What to work on ▸ Please copy each line of the records below that holds the word "this".
== Available data
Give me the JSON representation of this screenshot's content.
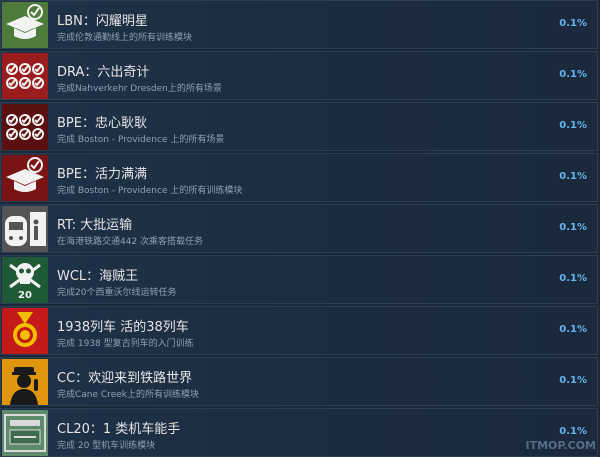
{
  "achievements": [
    {
      "title": "LBN：闪耀明星",
      "desc": "完成伦敦通勤线上的所有训练模块",
      "pct": "0.1%",
      "icon": "graduation-cap-check-icon",
      "color": "#4e7a3a"
    },
    {
      "title": "DRA：六出奇计",
      "desc": "完成Nahverkehr Dresden上的所有场景",
      "pct": "0.1%",
      "icon": "six-checks-icon",
      "color": "#9b1c1c"
    },
    {
      "title": "BPE：忠心耿耿",
      "desc": "完成 Boston - Providence 上的所有场景",
      "pct": "0.1%",
      "icon": "six-checks-icon",
      "color": "#5a1010"
    },
    {
      "title": "BPE：活力满满",
      "desc": "完成 Boston - Providence 上的所有训练模块",
      "pct": "0.1%",
      "icon": "graduation-cap-check-icon",
      "color": "#7a1414"
    },
    {
      "title": "RT: 大批运输",
      "desc": "在海港铁路交通442 次乘客搭载任务",
      "pct": "0.1%",
      "icon": "train-front-icon",
      "color": "#555555"
    },
    {
      "title": "WCL：海贼王",
      "desc": "完成20个西重沃尔线运转任务",
      "pct": "0.1%",
      "icon": "skull-crossbones-icon",
      "color": "#1f5a36",
      "badge": "20"
    },
    {
      "title": "1938列车 活的38列车",
      "desc": "完成 1938 型复古列车的入门训练",
      "pct": "0.1%",
      "icon": "medal-icon",
      "color": "#c41a1a"
    },
    {
      "title": "CC：欢迎来到铁路世界",
      "desc": "完成Cane Creek上的所有训练模块",
      "pct": "0.1%",
      "icon": "conductor-icon",
      "color": "#e0950f"
    },
    {
      "title": "CL20：1 类机车能手",
      "desc": "完成 20 型机车训练模块",
      "pct": "0.1%",
      "icon": "locomotive-plate-icon",
      "color": "#5c8a6a"
    }
  ],
  "watermark": "ITMOP.COM"
}
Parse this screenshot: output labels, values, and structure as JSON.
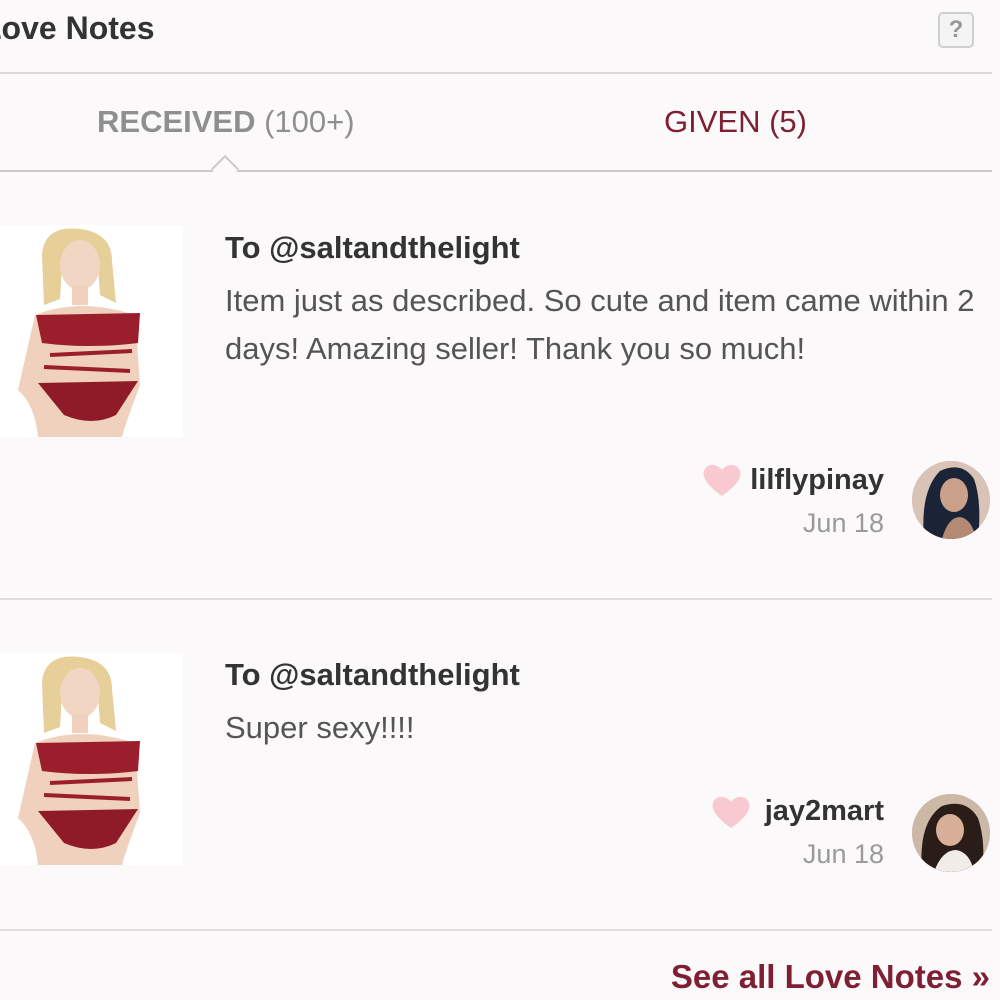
{
  "header": {
    "title": "Love Notes",
    "help_label": "?"
  },
  "tabs": {
    "received_label": "RECEIVED",
    "received_count": "(100+)",
    "given_label": "GIVEN (5)"
  },
  "notes": [
    {
      "recipient": "To @saltandthelight",
      "message": "Item just as described. So cute and item came within 2 days! Amazing seller! Thank you so much!",
      "author": "lilflypinay",
      "date": "Jun 18"
    },
    {
      "recipient": "To @saltandthelight",
      "message": "Super sexy!!!!",
      "author": "jay2mart",
      "date": "Jun 18"
    }
  ],
  "footer": {
    "see_all_label": "See all Love Notes »"
  },
  "colors": {
    "accent": "#7e1f33",
    "heart": "#f8c9d0",
    "background": "#fbf9fa"
  }
}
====
Answer to the exercise ▸
Give me the JSON representation of this screenshot's content.
Parse this screenshot: output labels, values, and structure as JSON.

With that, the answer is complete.